Northern Ireland’s leader on Thursday suspended cooperation with Dublin and warned he might collapse the province’s devolved government in protest at a UK-EU protocol governing post-Brexit trade.
First Minister Jeffrey Donaldson demanded “significant and substantial changes” to the Northern Ireland Protocol, under which London agreed to checks on goods crossing the Irish Sea as part of its drawn-out divorce from the European Union.
Donaldson, who took over the faction-ridden Democratic Unionist Party (DUP) in June, is due to meet with EU Commission vice-president Maros Sefcovic, who has insisted the EU will not renegotiate the protocol.

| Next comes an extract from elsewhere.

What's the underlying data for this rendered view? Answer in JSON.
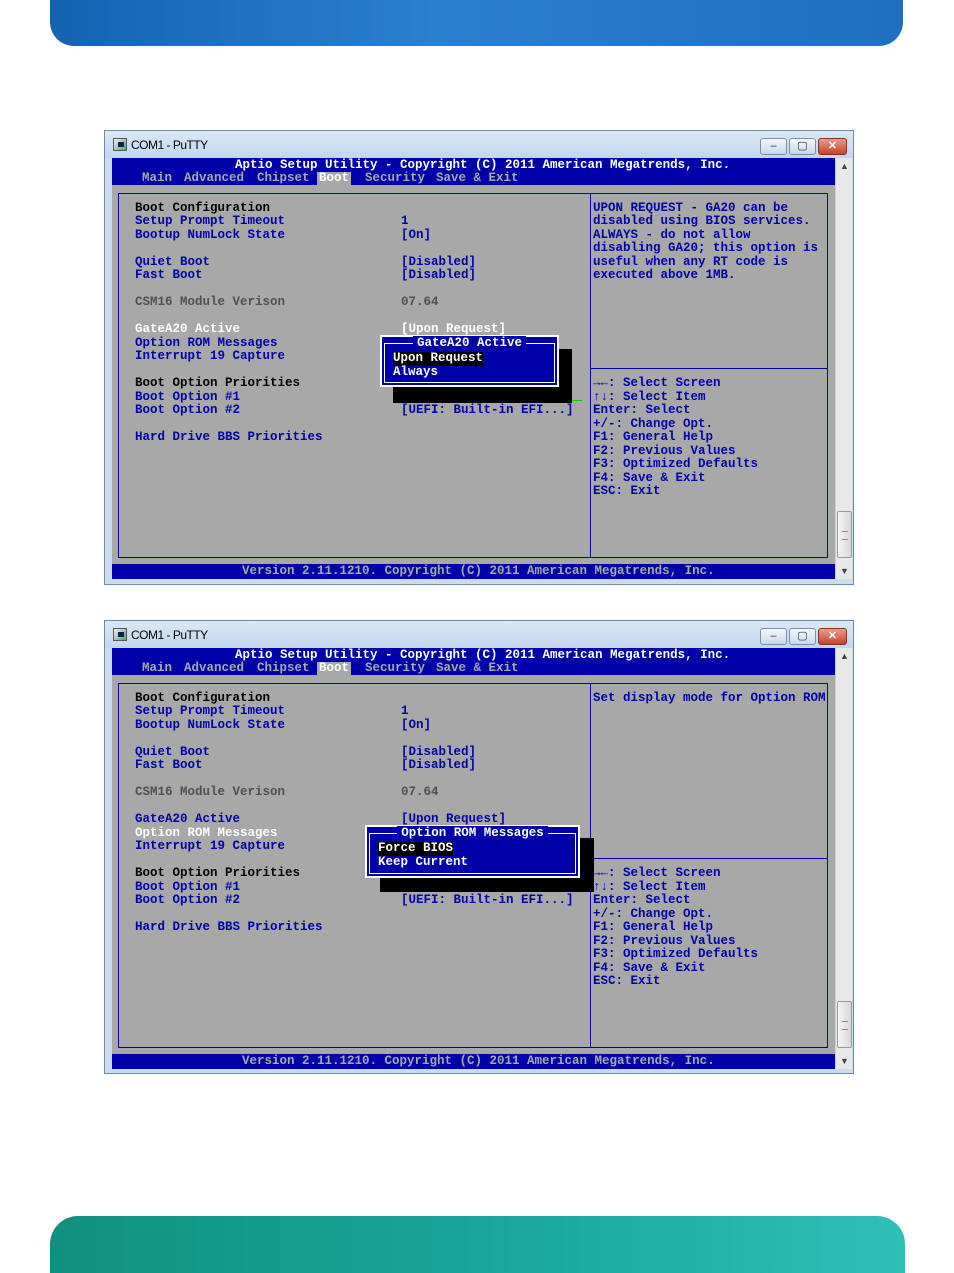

But the Northern Irish leader said it was “a matter of political reality, that our political institutions will not survive a failure to resolve the problems that the protocol has created”.
“Let me be clear: if the choice is ultimately between remaining in office or implementing the protocol in its present form, then the only option for any unionist minister would be to cease to hold such office,” he said, warning the DUP might trigger new elections in Northern Ireland.
Donaldson said the DUP was pulling out of a cross-border dialogue council with the government of EU member Ireland — “Strand Two” of a 1998 peace deal that ended three decades of violence over British rule in Northern Ireland.
“In such circumstances unionists cannot be expected to operate Strand Two as though nothing had changed,” he said.
– ‘Political limbo’ –
The Northern Ireland Protocol came into effect on January 1, when the United Kingdom left the European single market and customs union.
It involves checks on goods arriving in Northern Ireland from mainland Great Britain — England, Scotland and Wales — to stop items entering the EU by the backdoor via Ireland.
It is also designed to avoid customs checks on a hard border with Ireland — another key part of the 1998 peace deal.
But pro-British unionists say the port checks have hit business and trade and altered Northern Ireland’s status within the wider UK, putting a border in the Irish Sea.
Earlier this year, opposition erupted into some of the worst unrest in the province in recent years.
The UK government in London, which wants to renegotiate the protocol, on Monday said it would extend a grace period indefinitely on implementing checks.
Brussels said it would not oppose the move or implement sanctions for breaking the deal while talks were going on to find a solution.
Donaldson, however, said that left Northern Ireland in an unsustainable “political limbo” and the protocol should be replaced with “alternative arrangements to provide political stability and economic opportunity”.